Records contained in a dataset:

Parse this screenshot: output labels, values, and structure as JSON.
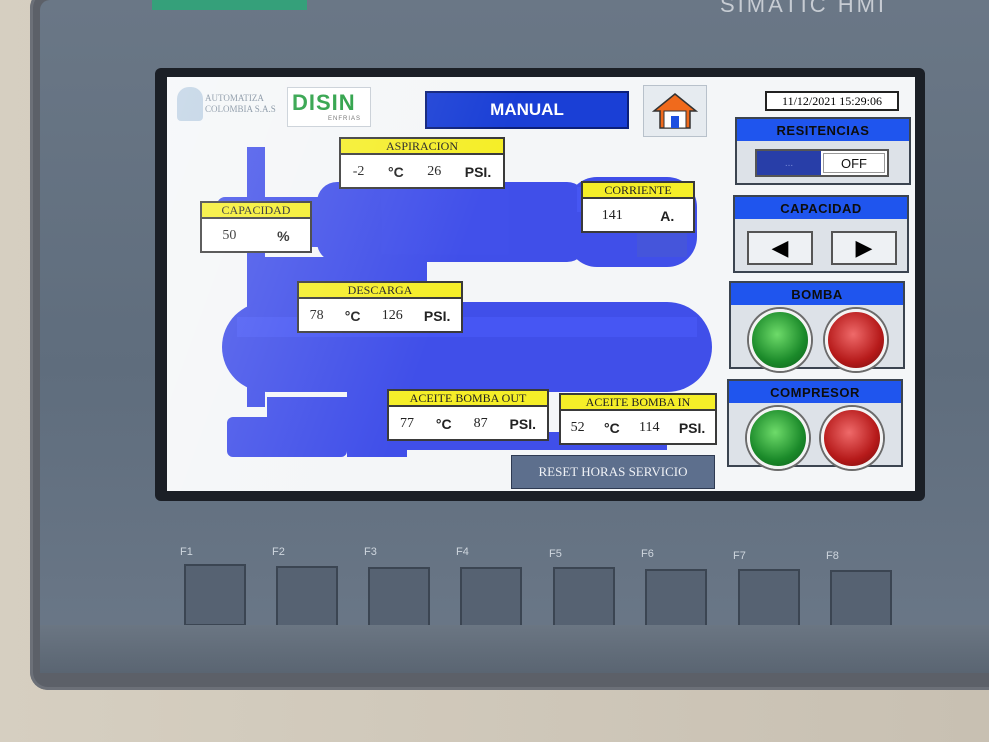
{
  "brand": {
    "bezel_text": "SIMATIC HMI"
  },
  "header": {
    "logo_automatiza": "AUTOMATIZA COLOMBIA S.A.S",
    "logo_disin": "DISIN",
    "logo_disin_sub": "ENFRIAS",
    "mode_label": "MANUAL",
    "home_icon": "home-icon",
    "datetime": "11/12/2021 15:29:06"
  },
  "readouts": {
    "aspiracion": {
      "label": "ASPIRACION",
      "temp": "-2",
      "temp_unit": "°C",
      "pressure": "26",
      "pressure_unit": "PSI."
    },
    "corriente": {
      "label": "CORRIENTE",
      "value": "141",
      "unit": "A."
    },
    "capacidad": {
      "label": "CAPACIDAD",
      "value": "50",
      "unit": "%"
    },
    "descarga": {
      "label": "DESCARGA",
      "temp": "78",
      "temp_unit": "°C",
      "pressure": "126",
      "pressure_unit": "PSI."
    },
    "aceite_out": {
      "label": "ACEITE BOMBA OUT",
      "temp": "77",
      "temp_unit": "°C",
      "pressure": "87",
      "pressure_unit": "PSI."
    },
    "aceite_in": {
      "label": "ACEITE BOMBA IN",
      "temp": "52",
      "temp_unit": "°C",
      "pressure": "114",
      "pressure_unit": "PSI."
    }
  },
  "panels": {
    "resistencias": {
      "title": "RESITENCIAS",
      "on_label": "...",
      "off_label": "OFF"
    },
    "capacidad": {
      "title": "CAPACIDAD",
      "left_icon": "◀",
      "right_icon": "▶"
    },
    "bomba": {
      "title": "BOMBA"
    },
    "compresor": {
      "title": "COMPRESOR"
    }
  },
  "reset_button": "RESET HORAS SERVICIO",
  "function_keys": [
    "F1",
    "F2",
    "F3",
    "F4",
    "F5",
    "F6",
    "F7",
    "F8"
  ],
  "colors": {
    "accent_blue": "#1f55ee",
    "label_yellow": "#f5ee28",
    "run_green": "#1b8a2a",
    "stop_red": "#b61a1a"
  }
}
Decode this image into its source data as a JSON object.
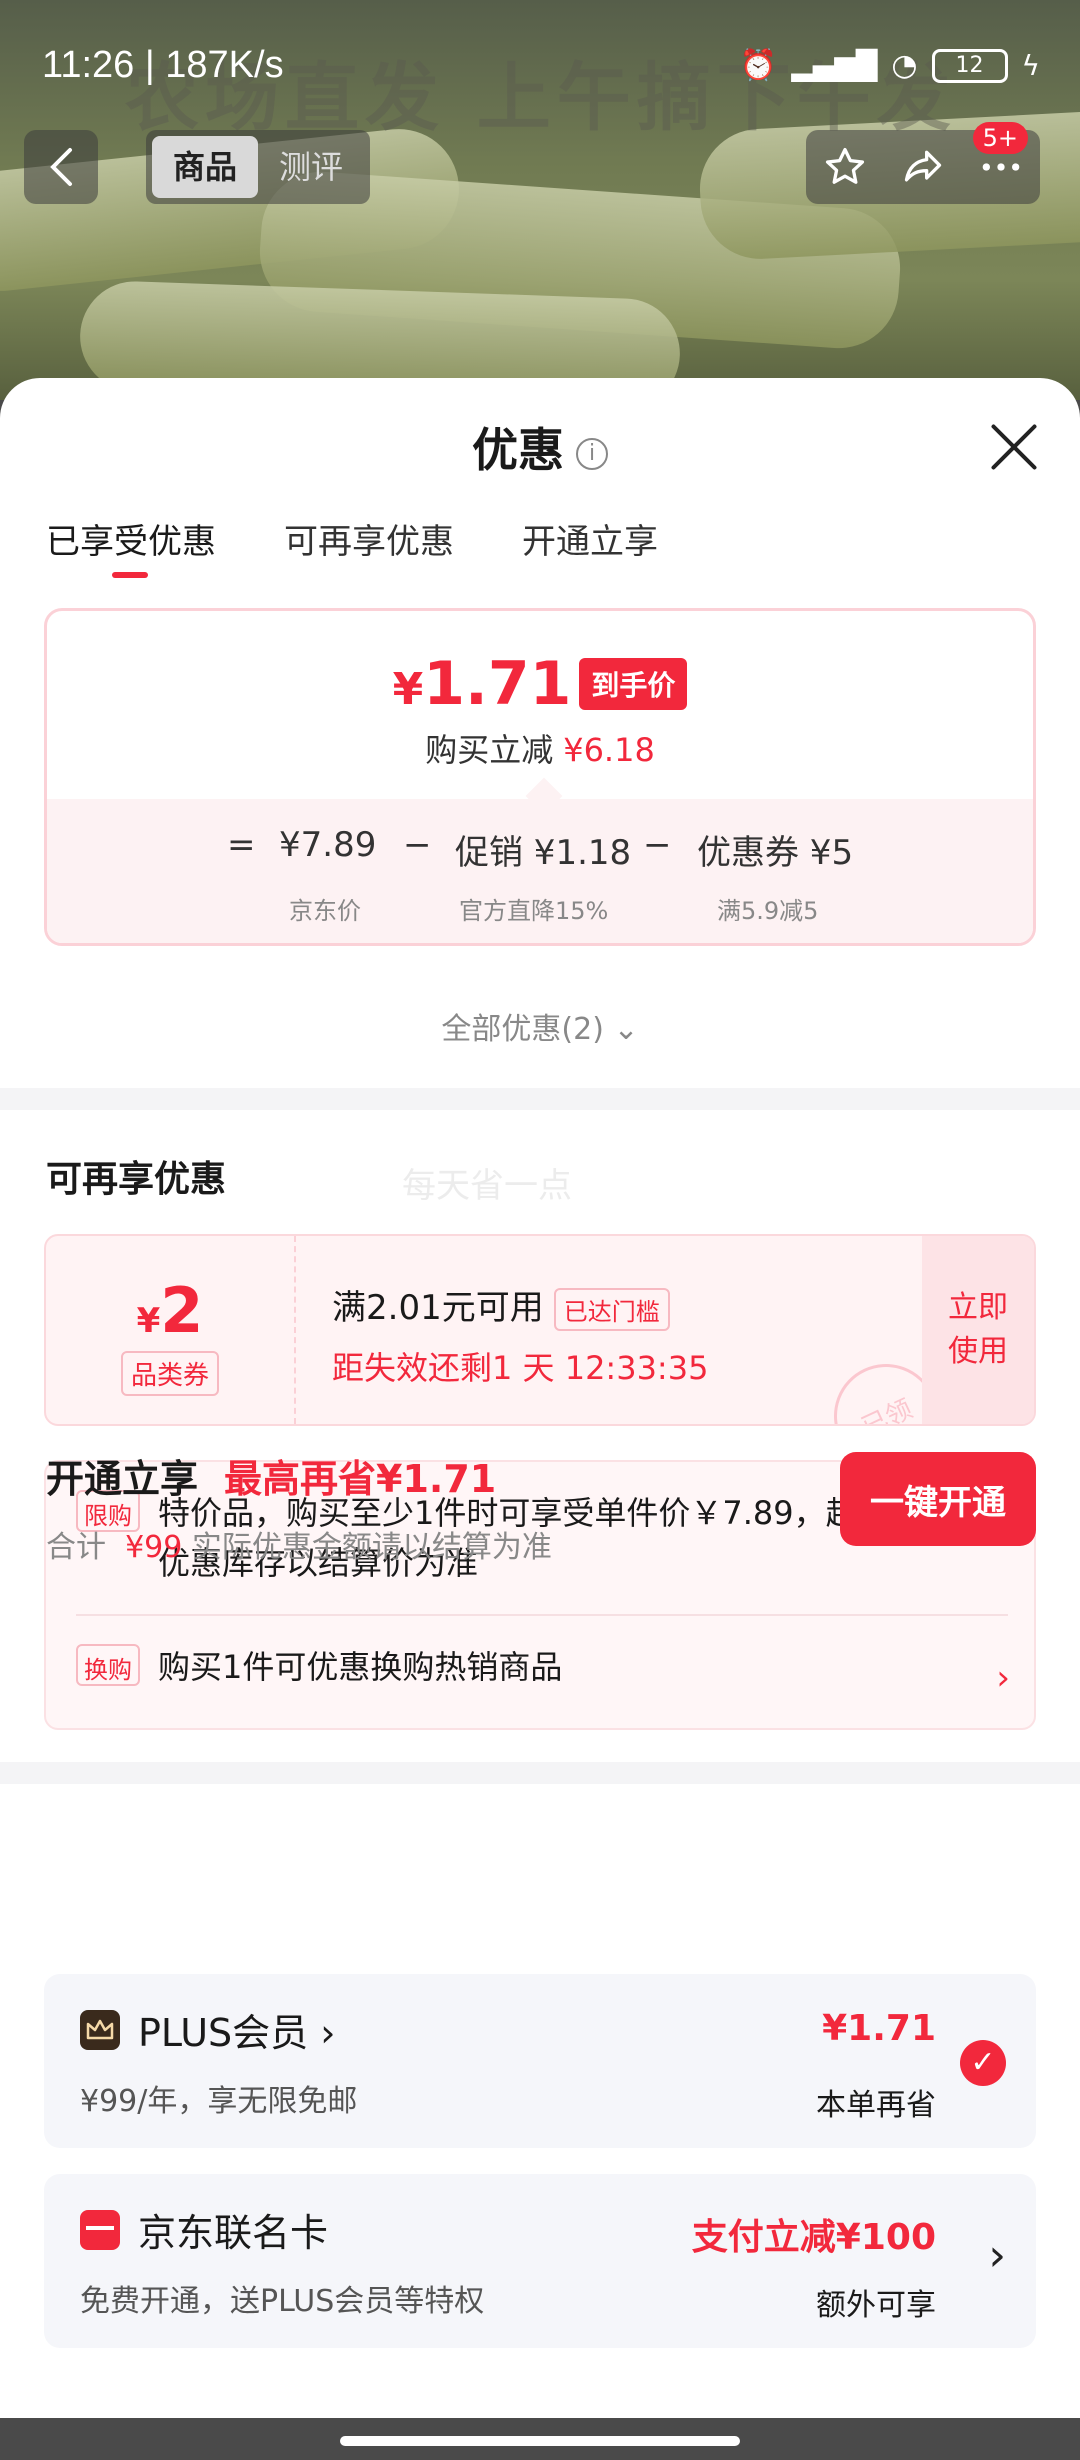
{
  "status": {
    "time": "11:26 | 187K/s",
    "battery": "12"
  },
  "hero": {
    "banner": "农场直发 上午摘下午发"
  },
  "topbar": {
    "tabs": [
      "商品",
      "测评"
    ],
    "badge": "5+"
  },
  "sheet": {
    "title": "优惠",
    "tabs": [
      "已享受优惠",
      "可再享优惠",
      "开通立享"
    ]
  },
  "price_card": {
    "currency": "¥",
    "price": "1.71",
    "final_tag": "到手价",
    "saving_label": "购买立减",
    "saving_value": "¥6.18",
    "formula": {
      "eq": "=",
      "base": "¥7.89",
      "base_note": "京东价",
      "minus1": "−",
      "promo": "促销 ¥1.18",
      "promo_note": "官方直降15%",
      "minus2": "−",
      "coupon": "优惠券 ¥5",
      "coupon_note": "满5.9减5"
    }
  },
  "all_discounts": "全部优惠(2)",
  "more": {
    "title": "可再享优惠",
    "watermark": "每天省一点",
    "coupon": {
      "currency": "¥",
      "amount": "2",
      "type": "品类券",
      "condition": "满2.01元可用",
      "reached": "已达门槛",
      "timer": "距失效还剩1 天 12:33:35",
      "use_label": "立即使用",
      "stamp": "已领"
    },
    "rules": [
      {
        "tag": "限购",
        "text": "特价品，购买至少1件时可享受单件价￥7.89，超出数量或优惠库存以结算价为准"
      },
      {
        "tag": "换购",
        "text": "购买1件可优惠换购热销商品"
      }
    ]
  },
  "plus": {
    "title": "开通立享",
    "max_save": "最高再省¥1.71",
    "total_label": "合计",
    "total_value": "¥99",
    "total_note": "实际优惠金额请以结算为准",
    "open_label": "一键开通",
    "cards": [
      {
        "name": "PLUS会员 ›",
        "desc": "¥99/年，享无限免邮",
        "value": "¥1.71",
        "value2": "本单再省"
      },
      {
        "name": "京东联名卡",
        "desc": "免费开通，送PLUS会员等特权",
        "value": "支付立减¥100",
        "value2": "额外可享"
      }
    ]
  }
}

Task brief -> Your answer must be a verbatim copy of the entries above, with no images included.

Result for this task ->
Parse this screenshot: output labels, values, and structure as JSON.
{
  "brand": {
    "bezel_text": "SIMATIC HMI"
  },
  "header": {
    "logo_automatiza": "AUTOMATIZA COLOMBIA S.A.S",
    "logo_disin": "DISIN",
    "logo_disin_sub": "ENFRIAS",
    "mode_label": "MANUAL",
    "home_icon": "home-icon",
    "datetime": "11/12/2021 15:29:06"
  },
  "readouts": {
    "aspiracion": {
      "label": "ASPIRACION",
      "temp": "-2",
      "temp_unit": "°C",
      "pressure": "26",
      "pressure_unit": "PSI."
    },
    "corriente": {
      "label": "CORRIENTE",
      "value": "141",
      "unit": "A."
    },
    "capacidad": {
      "label": "CAPACIDAD",
      "value": "50",
      "unit": "%"
    },
    "descarga": {
      "label": "DESCARGA",
      "temp": "78",
      "temp_unit": "°C",
      "pressure": "126",
      "pressure_unit": "PSI."
    },
    "aceite_out": {
      "label": "ACEITE BOMBA OUT",
      "temp": "77",
      "temp_unit": "°C",
      "pressure": "87",
      "pressure_unit": "PSI."
    },
    "aceite_in": {
      "label": "ACEITE BOMBA IN",
      "temp": "52",
      "temp_unit": "°C",
      "pressure": "114",
      "pressure_unit": "PSI."
    }
  },
  "panels": {
    "resistencias": {
      "title": "RESITENCIAS",
      "on_label": "...",
      "off_label": "OFF"
    },
    "capacidad": {
      "title": "CAPACIDAD",
      "left_icon": "◀",
      "right_icon": "▶"
    },
    "bomba": {
      "title": "BOMBA"
    },
    "compresor": {
      "title": "COMPRESOR"
    }
  },
  "reset_button": "RESET HORAS SERVICIO",
  "function_keys": [
    "F1",
    "F2",
    "F3",
    "F4",
    "F5",
    "F6",
    "F7",
    "F8"
  ],
  "colors": {
    "accent_blue": "#1f55ee",
    "label_yellow": "#f5ee28",
    "run_green": "#1b8a2a",
    "stop_red": "#b61a1a"
  }
}
Decode this image into its source data as a JSON object.
{
  "status": {
    "time": "11:26 | 187K/s",
    "battery": "12"
  },
  "hero": {
    "banner": "农场直发 上午摘下午发"
  },
  "topbar": {
    "tabs": [
      "商品",
      "测评"
    ],
    "badge": "5+"
  },
  "sheet": {
    "title": "优惠",
    "tabs": [
      "已享受优惠",
      "可再享优惠",
      "开通立享"
    ]
  },
  "price_card": {
    "currency": "¥",
    "price": "1.71",
    "final_tag": "到手价",
    "saving_label": "购买立减",
    "saving_value": "¥6.18",
    "formula": {
      "eq": "=",
      "base": "¥7.89",
      "base_note": "京东价",
      "minus1": "−",
      "promo": "促销 ¥1.18",
      "promo_note": "官方直降15%",
      "minus2": "−",
      "coupon": "优惠券 ¥5",
      "coupon_note": "满5.9减5"
    }
  },
  "all_discounts": "全部优惠(2)",
  "more": {
    "title": "可再享优惠",
    "watermark": "每天省一点",
    "coupon": {
      "currency": "¥",
      "amount": "2",
      "type": "品类券",
      "condition": "满2.01元可用",
      "reached": "已达门槛",
      "timer": "距失效还剩1 天 12:33:35",
      "use_label": "立即使用",
      "stamp": "已领"
    },
    "rules": [
      {
        "tag": "限购",
        "text": "特价品，购买至少1件时可享受单件价￥7.89，超出数量或优惠库存以结算价为准"
      },
      {
        "tag": "换购",
        "text": "购买1件可优惠换购热销商品"
      }
    ]
  },
  "plus": {
    "title": "开通立享",
    "max_save": "最高再省¥1.71",
    "total_label": "合计",
    "total_value": "¥99",
    "total_note": "实际优惠金额请以结算为准",
    "open_label": "一键开通",
    "cards": [
      {
        "name": "PLUS会员 ›",
        "desc": "¥99/年，享无限免邮",
        "value": "¥1.71",
        "value2": "本单再省"
      },
      {
        "name": "京东联名卡",
        "desc": "免费开通，送PLUS会员等特权",
        "value": "支付立减¥100",
        "value2": "额外可享"
      }
    ]
  }
}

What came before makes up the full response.